“I want to live.” This heartrending plea came from her last video, appealing to all of her friends to help her—financially, spiritually or emotionally. She appreciated all that we had done for her, but sometimes everything isn’t enough. Ahava Emunah Lange was diagnosed with ovarian cancer seven years ago, almost to the day. Last Thursday her soul returned to its creator. A mother of five, a wife, a sister, and a daughter, taken from us too soon.
I met Ahava when I was in sixth grade, back when we were just two Valley girls at Emek Hebrew Academy in Los Angeles. Ahava, who was in eighth grade, was assigned to be my “big” sister, to help answer all of my questions, and give me helpful pointers in the transition from elementary school to junior high. Even though she was older, high standing in the middle school hierarchy, she took her job seriously and took care of me—a small, awkward sixth grader. Ahava always had my back. This experience foreshadowed the rest of her life, as she became an exceptional wife and mother, loved dearly by her children.
Ahava was one of my first “friends” on Facebook. We all know how the Facebook experience goes: send or accept a friend request, then be labeled friends with someone you have absolutely zero interaction with outside of the occasional comment or like. Ahava was different. Even though she was in Israel while I was in New Jersey, Ahava made sure to private message me and reminisce regularly about our adventures through junior high. Ahava always knew how to make people feel special. While she was in the midst of painful treatments for her cancer, she made sure to message me and wish mazel tov on my daughter’s graduation. Can you imagine? How many of us would be so attentive and caring while going through such a turbulent and terrifying time? It wasn’t even like we were the closest of friends; it’s hard to stay in touch when you’re 6,000 miles away. But that’s who Ahava was: a person who cared about all people.
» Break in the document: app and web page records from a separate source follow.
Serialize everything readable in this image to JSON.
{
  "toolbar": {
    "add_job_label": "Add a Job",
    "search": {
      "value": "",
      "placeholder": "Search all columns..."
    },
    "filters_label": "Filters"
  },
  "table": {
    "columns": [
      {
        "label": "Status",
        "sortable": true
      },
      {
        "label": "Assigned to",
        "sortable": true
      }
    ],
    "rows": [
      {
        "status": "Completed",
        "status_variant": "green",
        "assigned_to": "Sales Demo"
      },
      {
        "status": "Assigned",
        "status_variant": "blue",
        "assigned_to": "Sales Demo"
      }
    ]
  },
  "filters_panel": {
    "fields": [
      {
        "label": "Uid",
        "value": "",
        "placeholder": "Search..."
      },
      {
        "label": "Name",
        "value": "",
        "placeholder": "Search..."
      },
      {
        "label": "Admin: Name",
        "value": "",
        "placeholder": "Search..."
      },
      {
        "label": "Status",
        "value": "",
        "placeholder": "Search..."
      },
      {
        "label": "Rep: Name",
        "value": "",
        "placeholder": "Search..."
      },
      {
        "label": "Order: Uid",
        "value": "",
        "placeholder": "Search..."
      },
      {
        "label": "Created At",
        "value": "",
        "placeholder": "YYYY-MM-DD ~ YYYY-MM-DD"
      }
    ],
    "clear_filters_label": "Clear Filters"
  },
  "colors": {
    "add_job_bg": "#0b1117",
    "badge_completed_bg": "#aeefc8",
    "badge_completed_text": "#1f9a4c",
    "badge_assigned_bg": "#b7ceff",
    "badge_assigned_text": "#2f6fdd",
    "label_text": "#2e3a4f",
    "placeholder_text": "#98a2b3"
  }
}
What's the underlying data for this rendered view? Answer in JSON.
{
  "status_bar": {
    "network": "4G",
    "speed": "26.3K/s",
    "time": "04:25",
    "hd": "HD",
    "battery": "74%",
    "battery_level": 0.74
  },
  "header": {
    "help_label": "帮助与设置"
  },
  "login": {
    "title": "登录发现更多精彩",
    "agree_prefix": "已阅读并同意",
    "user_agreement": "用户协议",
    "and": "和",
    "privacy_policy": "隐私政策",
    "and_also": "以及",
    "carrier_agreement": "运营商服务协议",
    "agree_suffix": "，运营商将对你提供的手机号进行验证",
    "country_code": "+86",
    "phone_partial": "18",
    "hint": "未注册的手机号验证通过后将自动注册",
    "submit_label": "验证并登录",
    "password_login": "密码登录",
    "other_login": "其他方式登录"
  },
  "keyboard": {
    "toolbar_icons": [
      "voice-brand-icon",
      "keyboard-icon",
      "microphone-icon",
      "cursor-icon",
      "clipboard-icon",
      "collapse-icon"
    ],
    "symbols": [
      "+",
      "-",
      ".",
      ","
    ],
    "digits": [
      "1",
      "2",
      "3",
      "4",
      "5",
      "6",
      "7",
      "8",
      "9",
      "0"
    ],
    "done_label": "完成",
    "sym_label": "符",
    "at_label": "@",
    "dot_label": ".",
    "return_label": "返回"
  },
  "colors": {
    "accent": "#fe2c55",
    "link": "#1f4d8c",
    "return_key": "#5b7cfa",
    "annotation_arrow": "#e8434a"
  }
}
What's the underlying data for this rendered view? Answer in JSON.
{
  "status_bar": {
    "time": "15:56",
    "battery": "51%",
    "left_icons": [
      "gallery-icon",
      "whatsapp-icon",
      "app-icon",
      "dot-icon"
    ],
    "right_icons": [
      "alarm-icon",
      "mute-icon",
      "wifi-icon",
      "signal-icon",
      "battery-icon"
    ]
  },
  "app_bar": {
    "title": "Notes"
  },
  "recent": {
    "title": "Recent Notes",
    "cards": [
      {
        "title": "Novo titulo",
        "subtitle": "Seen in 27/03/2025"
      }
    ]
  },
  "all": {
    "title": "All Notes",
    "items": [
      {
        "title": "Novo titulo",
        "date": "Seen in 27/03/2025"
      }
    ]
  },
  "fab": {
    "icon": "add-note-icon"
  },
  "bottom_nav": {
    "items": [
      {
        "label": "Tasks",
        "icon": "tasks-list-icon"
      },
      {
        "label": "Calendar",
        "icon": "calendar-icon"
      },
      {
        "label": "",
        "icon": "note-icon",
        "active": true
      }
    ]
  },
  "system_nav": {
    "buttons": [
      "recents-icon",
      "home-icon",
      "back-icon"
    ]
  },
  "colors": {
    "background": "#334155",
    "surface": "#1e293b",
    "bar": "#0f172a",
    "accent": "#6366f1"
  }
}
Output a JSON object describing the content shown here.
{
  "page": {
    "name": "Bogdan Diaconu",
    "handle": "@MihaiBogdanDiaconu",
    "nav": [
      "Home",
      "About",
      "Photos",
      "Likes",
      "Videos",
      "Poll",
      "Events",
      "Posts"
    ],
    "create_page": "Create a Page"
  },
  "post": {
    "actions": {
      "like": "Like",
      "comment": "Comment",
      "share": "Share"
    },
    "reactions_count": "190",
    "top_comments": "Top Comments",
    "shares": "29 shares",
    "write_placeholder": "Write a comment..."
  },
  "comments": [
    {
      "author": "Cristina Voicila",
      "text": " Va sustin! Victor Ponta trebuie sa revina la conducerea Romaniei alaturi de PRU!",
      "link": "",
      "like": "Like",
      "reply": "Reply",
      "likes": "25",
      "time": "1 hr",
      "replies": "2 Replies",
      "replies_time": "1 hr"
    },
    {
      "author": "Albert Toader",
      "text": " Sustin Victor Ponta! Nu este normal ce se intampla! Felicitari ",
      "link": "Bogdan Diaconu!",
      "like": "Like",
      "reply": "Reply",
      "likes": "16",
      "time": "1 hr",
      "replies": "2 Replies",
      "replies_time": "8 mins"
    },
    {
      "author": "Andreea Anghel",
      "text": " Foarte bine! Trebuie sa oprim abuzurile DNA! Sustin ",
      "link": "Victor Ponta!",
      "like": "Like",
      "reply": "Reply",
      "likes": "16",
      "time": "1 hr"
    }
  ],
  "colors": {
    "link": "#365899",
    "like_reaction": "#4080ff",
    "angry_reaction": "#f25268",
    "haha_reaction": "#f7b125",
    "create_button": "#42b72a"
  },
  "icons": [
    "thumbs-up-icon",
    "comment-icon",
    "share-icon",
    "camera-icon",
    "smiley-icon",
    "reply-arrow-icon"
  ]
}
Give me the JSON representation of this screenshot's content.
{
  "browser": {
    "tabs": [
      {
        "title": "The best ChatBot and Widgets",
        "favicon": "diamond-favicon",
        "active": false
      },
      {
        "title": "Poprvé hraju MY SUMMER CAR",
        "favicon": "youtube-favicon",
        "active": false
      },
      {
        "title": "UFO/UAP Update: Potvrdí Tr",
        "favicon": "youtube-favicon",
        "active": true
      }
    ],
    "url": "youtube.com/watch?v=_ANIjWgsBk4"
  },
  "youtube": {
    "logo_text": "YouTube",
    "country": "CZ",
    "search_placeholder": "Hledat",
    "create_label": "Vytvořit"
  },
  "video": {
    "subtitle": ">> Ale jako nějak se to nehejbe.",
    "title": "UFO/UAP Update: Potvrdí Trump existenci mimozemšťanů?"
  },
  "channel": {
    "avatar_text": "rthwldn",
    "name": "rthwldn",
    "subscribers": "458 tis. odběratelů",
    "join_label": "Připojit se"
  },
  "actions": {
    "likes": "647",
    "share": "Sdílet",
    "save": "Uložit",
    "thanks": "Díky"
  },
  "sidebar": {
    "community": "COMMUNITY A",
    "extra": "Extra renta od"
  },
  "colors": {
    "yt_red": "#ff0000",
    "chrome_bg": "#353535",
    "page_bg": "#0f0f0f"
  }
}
Many people who have faced Ahava’s predicament chose to stay private, an understandable decision. Yet, keeping with the theme of her life, Ahava decided to make her journey public, sharing with all her friends, whether on Facebook or in person, the trials and tribulations of her journey. She inspired thousands of people to appreciate every second of their lives, and to never take for granted Hashem’s marvelous gift of life.
I want to share a message from Ahava that gave me a real pick-me-up when I needed it, and continues to be a source of strength for me to this day. On one of her blogs she mentioned how we all suffer in this world, whether it be from illness, financial loss, infertility or whatever we perceive as a challenge. Everyone has something that makes them hurt, because life is a journey and being alive can be scary. We are here on this earth for a short time, and all we can hope for is to make an impact. Like only Ahava could, she went on to explain that her disease actually came with a gift. It taught her to really appreciate life and all the beautiful relationships that it brings, because it can all be gone in an instant. Her words were poignant and precise, and judging by the comments the blog accumulated, it got her followers feeling, thinking and appreciating all the blessings Hashem had given them.
Ahava, you said you want to live. Some may interpret living as synonymous to only the physical world, but I know that when you say living it refers to the spiritual realm as well. All of your writings and inspirational messages remain with us today, and I use them as a launching pad to shape my day and life, focusing on appreciating my time on this earth. I personally give my children a longer kiss at night and thank Hashem for all of my blessings because of you, Ahava Emunah: you are still living.
By Sharon Zwickler
Sharon Zwickler, LCSW, is a therapist in private practice, specializing in trauma with an office in West Orange. Sharon is also the intake coordinator and clinician at the Jewish Family Service in Passaic. Sharon can be reached at [email protected]